Growing sectors such as digital infrastructure could present opportunities, but the outlook for traditional PPPs is mixed
In October, four infrastructure investing veterans sat down together to discuss the best ways to invest in electric vehicles infrastructure. Various options were tabled, from financing charging points owned by fleet lessors and utilities, through to owning lower capacity charging points in car parks and town centres. But there was little consensus among the investors, who were speaking at a conference organised by Inframation in Madrid, on the best route forward.
Such lack of certainty is reflected in the relatively low investment into the sector in 2019, even if Meridiam, which completed a couple of EV deals in 2019, is an exception.
Nevertheless, most agree that climate change-related technology will be a big investment opportunity over the next 12 months. Thierry Deau, Meridiam’s CEO, says that while Europe’s PPP sector is largely in the doldrums, investors should look at green opportunities. “One key element is the new green deal from the European Commission, which will essentially promote investment through InvestEU, with a strong focus on climate,” says Deau. “Investors should therefore embrace new sectors like climate change.” InvestEU, backed by the European Commission, the EIB and the private sector, is aimed at investing at least EUR 650bn in more than 1,000 infrastructure projects.
But despite such support, there is little evidence of a splurge of EV charging deals in 2020. It is more likely greenfield investors will focus in 2020 on digital infrastructure.

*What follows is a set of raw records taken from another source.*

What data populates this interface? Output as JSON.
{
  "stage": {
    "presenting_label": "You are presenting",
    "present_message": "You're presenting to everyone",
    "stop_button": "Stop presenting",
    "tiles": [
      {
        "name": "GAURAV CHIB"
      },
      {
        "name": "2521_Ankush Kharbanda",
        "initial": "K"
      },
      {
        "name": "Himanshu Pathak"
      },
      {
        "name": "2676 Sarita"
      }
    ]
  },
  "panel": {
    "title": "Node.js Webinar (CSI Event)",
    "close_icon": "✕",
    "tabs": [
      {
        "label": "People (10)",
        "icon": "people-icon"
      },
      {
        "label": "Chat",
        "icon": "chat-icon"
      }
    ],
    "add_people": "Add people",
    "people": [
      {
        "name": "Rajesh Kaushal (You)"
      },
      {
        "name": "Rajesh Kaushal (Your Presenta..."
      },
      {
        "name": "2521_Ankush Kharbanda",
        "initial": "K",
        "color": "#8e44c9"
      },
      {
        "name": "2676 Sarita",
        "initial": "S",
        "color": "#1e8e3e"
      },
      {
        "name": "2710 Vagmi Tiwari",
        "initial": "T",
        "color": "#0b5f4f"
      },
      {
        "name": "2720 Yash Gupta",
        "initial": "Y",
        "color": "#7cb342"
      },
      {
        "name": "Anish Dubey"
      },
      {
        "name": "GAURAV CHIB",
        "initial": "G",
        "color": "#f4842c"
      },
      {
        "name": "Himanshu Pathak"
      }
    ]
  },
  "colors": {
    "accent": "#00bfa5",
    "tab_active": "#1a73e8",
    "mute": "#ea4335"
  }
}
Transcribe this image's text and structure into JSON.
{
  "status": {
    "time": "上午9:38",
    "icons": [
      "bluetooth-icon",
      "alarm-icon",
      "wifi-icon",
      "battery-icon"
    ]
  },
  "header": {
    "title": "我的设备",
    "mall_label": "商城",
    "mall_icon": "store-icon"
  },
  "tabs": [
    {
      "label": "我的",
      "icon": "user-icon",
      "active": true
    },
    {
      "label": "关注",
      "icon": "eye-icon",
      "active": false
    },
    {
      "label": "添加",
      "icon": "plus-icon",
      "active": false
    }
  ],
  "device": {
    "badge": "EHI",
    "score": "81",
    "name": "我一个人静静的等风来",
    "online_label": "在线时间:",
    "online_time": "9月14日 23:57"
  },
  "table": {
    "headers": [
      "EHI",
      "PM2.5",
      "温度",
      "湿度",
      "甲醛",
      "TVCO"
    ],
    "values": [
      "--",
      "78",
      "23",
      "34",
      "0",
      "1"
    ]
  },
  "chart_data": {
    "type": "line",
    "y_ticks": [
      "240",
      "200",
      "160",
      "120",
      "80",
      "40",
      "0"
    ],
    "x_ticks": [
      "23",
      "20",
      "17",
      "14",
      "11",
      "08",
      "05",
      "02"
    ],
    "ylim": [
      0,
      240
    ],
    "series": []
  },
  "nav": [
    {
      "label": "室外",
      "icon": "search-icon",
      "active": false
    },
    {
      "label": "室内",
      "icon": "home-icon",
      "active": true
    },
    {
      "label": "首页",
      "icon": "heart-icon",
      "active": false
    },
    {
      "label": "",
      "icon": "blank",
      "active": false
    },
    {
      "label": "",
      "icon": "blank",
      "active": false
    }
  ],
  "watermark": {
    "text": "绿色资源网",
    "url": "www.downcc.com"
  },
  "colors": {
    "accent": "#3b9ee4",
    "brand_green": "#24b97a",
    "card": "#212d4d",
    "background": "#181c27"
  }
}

Mark Bradshaw, head of infrastructure projects, Europe & Americas at Macquarie Capital, says: “We see increasing demand for investment in digital infrastructure. As such, we will increase our focus on fibre and data centre investments – building on our recent projects such as Voneus and the creation of Spain’s first independent broadband wholesaler. We also expect to see a lot of secondary market trading and new projects coming in the demand risk and digital sector.”